Objective: To report the clinical features, management, and outcome of twin pregnancies consisting of a complete hydatidiform mole and a coexisting normal fetus. Methods: Between 1966 and 1997, seven women with complete hydatidiform mole and coexisting normal fetus were treated at the John I. Brewer Trophoblastic Disease Center of Northwestern University Medical School. Clinical features, including presenting symptoms, gestational dates, hCG levels, and complications, as well as route of delivery or evacuation, pregnancy outcome, genetic analysis, and need for chemotherapy were assessed. Results: Four women required uterine evacuation before 20 weeks' gestation because of vaginal bleeding or medical complications, one woman required an emergency hysterotomy because of hemorrhage at 24 weeks, and two women delivered normal, viable infants at 26 and 34 weeks. The pathologic diagnosis of complete hydatidiform mole was confirmed in each case and the chromosome complement was 46,XX in all molar gestations. Four of seven women required chemotherapy for treatment of nonmetastatic gestational trophoblastic tumors, including both women who delivered viable infants and two of the five women whose pregnancies were evacuated before 24 weeks' gestation. All four patients were treated with five to seven cycles of a 5-day methotrexate regimen and achieved complete remission.
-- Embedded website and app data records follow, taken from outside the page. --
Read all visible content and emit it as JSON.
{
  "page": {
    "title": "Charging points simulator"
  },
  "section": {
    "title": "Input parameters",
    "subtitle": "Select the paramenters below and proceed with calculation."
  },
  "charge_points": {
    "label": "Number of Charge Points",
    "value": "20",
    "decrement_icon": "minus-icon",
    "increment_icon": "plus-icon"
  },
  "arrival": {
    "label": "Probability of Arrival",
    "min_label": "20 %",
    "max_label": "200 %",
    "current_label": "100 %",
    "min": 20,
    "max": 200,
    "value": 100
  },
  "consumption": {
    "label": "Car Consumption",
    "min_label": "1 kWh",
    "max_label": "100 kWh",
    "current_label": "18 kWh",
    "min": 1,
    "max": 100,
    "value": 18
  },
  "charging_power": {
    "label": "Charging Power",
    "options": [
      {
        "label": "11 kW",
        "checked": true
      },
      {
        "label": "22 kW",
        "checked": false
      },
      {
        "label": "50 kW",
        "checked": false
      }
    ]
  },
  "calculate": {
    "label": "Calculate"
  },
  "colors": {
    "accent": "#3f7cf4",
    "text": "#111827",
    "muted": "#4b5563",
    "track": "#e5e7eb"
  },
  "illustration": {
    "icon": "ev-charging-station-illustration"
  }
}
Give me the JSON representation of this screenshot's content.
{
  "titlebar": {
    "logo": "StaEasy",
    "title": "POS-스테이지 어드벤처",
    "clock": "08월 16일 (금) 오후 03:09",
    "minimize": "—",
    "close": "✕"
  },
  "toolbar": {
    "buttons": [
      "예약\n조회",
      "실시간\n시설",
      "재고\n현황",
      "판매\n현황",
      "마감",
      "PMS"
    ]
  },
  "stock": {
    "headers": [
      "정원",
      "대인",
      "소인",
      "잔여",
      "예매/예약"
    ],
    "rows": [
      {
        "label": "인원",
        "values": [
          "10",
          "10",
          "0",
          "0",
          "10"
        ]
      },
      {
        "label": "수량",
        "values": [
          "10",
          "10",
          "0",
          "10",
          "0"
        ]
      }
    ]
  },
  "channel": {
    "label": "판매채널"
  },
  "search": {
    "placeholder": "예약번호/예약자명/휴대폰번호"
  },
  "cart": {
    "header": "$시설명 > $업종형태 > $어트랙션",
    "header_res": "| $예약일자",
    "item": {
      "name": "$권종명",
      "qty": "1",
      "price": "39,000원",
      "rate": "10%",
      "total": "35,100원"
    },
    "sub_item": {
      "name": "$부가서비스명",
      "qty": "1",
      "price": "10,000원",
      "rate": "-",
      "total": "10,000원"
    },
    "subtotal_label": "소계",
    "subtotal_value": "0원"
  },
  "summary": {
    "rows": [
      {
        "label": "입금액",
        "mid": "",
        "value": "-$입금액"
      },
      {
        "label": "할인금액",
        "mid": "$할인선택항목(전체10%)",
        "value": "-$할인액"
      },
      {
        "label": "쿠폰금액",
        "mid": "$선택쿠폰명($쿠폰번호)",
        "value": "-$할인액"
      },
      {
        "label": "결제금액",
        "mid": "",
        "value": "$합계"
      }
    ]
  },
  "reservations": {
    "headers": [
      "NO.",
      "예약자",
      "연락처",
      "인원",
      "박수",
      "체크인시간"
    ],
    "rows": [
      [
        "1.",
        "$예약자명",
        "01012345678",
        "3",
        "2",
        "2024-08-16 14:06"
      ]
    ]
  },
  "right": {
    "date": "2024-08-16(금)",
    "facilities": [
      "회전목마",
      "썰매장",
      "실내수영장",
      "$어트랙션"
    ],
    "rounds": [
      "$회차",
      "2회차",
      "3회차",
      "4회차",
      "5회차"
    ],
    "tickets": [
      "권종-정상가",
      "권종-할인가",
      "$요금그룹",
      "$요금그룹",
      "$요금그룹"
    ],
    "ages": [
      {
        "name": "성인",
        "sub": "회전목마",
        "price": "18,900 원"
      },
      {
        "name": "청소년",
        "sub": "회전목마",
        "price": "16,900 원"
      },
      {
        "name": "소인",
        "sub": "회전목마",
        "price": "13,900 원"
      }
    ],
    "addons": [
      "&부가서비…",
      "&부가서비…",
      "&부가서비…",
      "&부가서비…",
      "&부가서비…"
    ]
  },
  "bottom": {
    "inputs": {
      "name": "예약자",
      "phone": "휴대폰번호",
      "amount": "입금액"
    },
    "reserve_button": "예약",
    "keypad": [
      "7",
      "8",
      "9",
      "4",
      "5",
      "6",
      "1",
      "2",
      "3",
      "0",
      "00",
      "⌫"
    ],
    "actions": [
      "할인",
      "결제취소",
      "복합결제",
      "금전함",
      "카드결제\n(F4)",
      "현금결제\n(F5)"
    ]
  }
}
Conclusion: Patients with a twin pregnancy consisting of a complete mole and a normal fetus are at increased risk for hemorrhage and medical complications, as well as the development of persistent gestational trophoblastic tumor.
ASJC Scopus subject areas
- Obstetrics and Gynecology